Collected data entries:
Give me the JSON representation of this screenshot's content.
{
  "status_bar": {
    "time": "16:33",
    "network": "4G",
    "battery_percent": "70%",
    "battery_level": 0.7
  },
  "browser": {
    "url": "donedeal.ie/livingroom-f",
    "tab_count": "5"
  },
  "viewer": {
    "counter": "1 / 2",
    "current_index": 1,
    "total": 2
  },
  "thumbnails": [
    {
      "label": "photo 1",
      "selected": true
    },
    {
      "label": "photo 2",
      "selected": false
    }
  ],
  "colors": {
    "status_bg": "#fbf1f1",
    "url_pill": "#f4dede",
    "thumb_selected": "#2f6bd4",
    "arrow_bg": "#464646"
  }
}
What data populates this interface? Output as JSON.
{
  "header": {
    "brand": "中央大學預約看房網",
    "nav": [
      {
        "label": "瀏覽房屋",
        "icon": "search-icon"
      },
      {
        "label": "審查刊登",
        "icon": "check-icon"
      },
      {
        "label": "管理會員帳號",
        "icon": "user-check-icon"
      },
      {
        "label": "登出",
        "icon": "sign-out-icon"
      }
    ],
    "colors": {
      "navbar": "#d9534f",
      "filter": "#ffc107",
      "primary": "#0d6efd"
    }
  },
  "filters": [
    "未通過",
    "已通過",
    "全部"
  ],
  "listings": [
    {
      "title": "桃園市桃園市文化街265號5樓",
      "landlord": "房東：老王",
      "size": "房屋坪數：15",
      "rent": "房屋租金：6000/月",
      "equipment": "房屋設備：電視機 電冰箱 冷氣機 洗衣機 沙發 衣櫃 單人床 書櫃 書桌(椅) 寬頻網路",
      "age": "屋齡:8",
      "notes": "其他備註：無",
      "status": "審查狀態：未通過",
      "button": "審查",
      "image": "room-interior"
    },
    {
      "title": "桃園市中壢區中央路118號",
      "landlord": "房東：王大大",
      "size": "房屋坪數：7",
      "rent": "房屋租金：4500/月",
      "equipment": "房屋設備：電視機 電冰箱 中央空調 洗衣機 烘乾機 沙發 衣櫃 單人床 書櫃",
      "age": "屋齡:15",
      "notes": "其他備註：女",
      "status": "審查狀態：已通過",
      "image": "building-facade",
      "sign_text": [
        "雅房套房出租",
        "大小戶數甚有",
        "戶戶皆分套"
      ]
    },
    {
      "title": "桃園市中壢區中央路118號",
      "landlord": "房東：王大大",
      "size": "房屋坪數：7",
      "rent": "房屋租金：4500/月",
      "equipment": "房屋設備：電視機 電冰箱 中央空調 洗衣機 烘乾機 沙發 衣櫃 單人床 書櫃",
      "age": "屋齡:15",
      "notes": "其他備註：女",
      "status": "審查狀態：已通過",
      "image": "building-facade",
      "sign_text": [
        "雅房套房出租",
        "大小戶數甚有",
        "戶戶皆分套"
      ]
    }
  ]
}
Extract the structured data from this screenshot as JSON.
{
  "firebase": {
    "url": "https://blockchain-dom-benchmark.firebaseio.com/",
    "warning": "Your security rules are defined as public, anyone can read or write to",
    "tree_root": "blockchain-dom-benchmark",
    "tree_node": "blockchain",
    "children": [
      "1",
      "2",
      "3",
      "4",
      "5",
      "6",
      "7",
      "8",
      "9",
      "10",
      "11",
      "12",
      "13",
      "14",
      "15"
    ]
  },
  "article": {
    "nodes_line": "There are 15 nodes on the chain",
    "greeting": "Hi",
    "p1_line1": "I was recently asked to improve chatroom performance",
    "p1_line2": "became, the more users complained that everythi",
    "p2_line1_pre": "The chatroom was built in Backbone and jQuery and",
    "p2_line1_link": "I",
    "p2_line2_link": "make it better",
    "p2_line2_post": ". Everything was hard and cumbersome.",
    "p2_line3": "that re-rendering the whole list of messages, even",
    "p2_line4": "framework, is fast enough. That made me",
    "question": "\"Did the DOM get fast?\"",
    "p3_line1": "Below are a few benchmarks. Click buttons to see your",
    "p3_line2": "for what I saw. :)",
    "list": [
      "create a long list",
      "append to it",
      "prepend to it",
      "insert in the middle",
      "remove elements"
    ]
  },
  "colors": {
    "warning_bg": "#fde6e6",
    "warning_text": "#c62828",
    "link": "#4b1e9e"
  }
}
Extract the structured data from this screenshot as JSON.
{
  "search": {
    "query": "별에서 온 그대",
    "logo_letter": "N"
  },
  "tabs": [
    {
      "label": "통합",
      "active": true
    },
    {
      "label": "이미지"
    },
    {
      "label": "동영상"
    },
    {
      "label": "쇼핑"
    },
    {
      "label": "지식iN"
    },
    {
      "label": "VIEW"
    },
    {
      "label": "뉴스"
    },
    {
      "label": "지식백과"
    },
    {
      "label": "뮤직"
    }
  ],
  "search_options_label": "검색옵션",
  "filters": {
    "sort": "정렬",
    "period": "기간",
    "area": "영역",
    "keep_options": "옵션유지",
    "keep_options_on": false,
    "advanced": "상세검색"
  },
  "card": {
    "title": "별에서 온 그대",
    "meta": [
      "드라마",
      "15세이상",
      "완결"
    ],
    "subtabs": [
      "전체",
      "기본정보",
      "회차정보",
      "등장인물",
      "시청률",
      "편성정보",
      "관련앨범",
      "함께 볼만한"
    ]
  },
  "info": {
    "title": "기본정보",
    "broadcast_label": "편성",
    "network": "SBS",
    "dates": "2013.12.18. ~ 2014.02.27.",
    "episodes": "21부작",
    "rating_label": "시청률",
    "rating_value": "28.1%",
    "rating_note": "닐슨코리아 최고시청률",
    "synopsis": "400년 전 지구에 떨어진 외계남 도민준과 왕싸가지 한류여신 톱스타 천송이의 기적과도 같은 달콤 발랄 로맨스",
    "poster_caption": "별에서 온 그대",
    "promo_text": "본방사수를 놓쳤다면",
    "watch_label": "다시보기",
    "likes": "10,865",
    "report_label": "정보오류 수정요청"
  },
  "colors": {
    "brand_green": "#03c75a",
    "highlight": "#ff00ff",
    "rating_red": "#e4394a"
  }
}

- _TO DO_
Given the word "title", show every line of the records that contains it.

- _EXERCISE ANSWER_
      "title": "桃園市桃園市文化街265號5樓",
      "title": "桃園市中壢區中央路118號",
      "title": "桃園市中壢區中央路118號",
    "title": "별에서 온 그대",
    "title": "기본정보",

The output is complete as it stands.